Historians such as John Sandford may relegate Werner Schroeter to the footnotes of New German cinema history, but Schroeter’s actual importance is critical to understanding the dialogue between the avant-garde and the mainstream in German cinema as well as the linear trajectory of influence. Werner Schroeter’s cinematic standing is perhaps better understood beyond the confines of Germany. Schroeter’s “outsider” persona, the homo eroticism of his work, and the repertory nature of his productions are the German equivalent to either Jack Smith or Andy Warhol. Whilst his highly personal mode of filmmaking along with the camp elements of his visual style are akin to the 16mm features of Derek Jarman.
Personally the experience of watching Der Tod der Maria Malibran was shattering in both its beauty and its poetry. It is perhaps the most moving cinematic experience since I first saw Kenji Mizoguchi’s Yōkihi (1955). So I would like to conclude by quoting Werner Schroeter himself. He better than most can find the proper words to articulate the effect truly substantial art has upon the spectator, which, needless to say, is Schroeter’s primary motivation and the source of his “Germanness”.

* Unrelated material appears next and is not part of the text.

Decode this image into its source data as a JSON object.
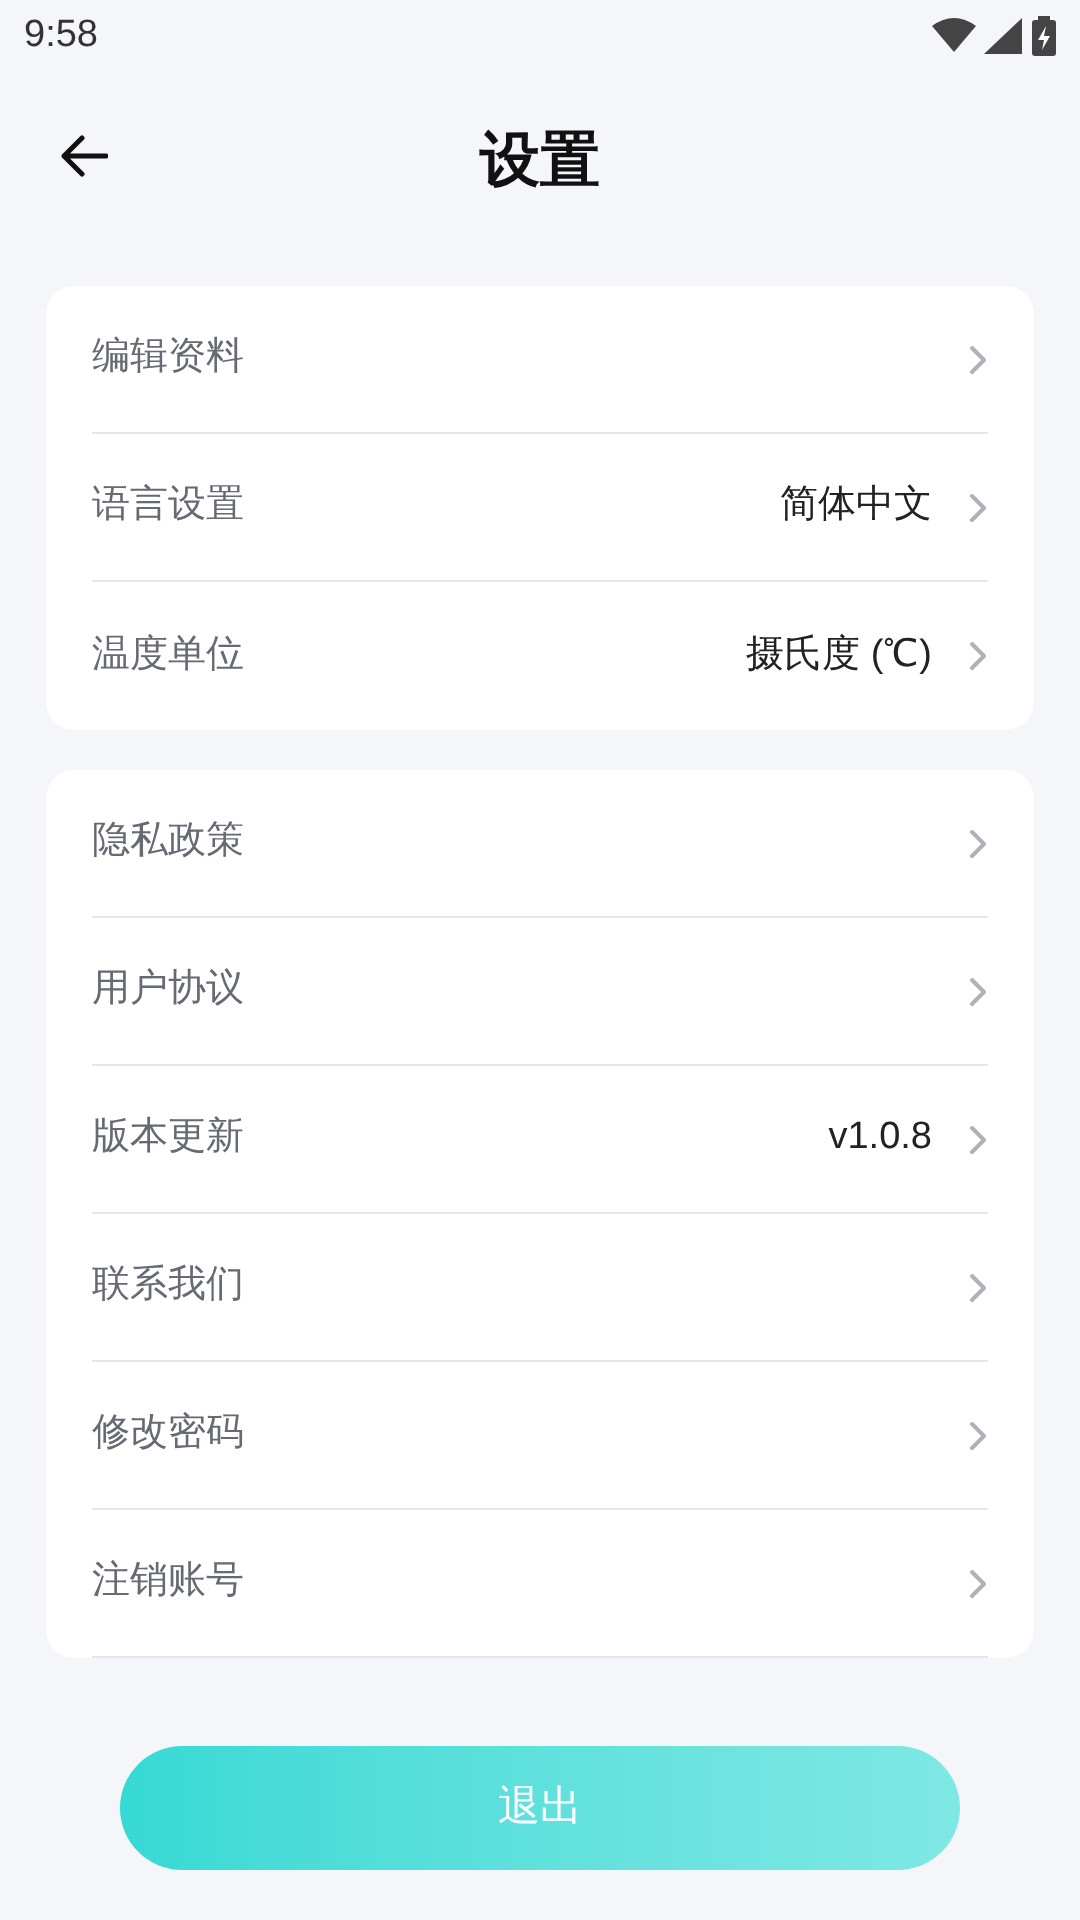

“It would be absurd to argue that the desire for beauty and truth is merely an illusion of a romantic capitalist form of society. Without a doubt, the desire for an overreaching, larger-than-life wish-fulfillment, which we find everywhere in traditional art, which by all means includes the modern trivial media such as the cinema and television, signifies a need that is common to every man; for his all-too-definite appointment with death, the single objective fact of our existence, is an a priori forfeit of the prospect of tangible happiness.” (Werner Schroeter, Der Herztod der Primadonna, 1977)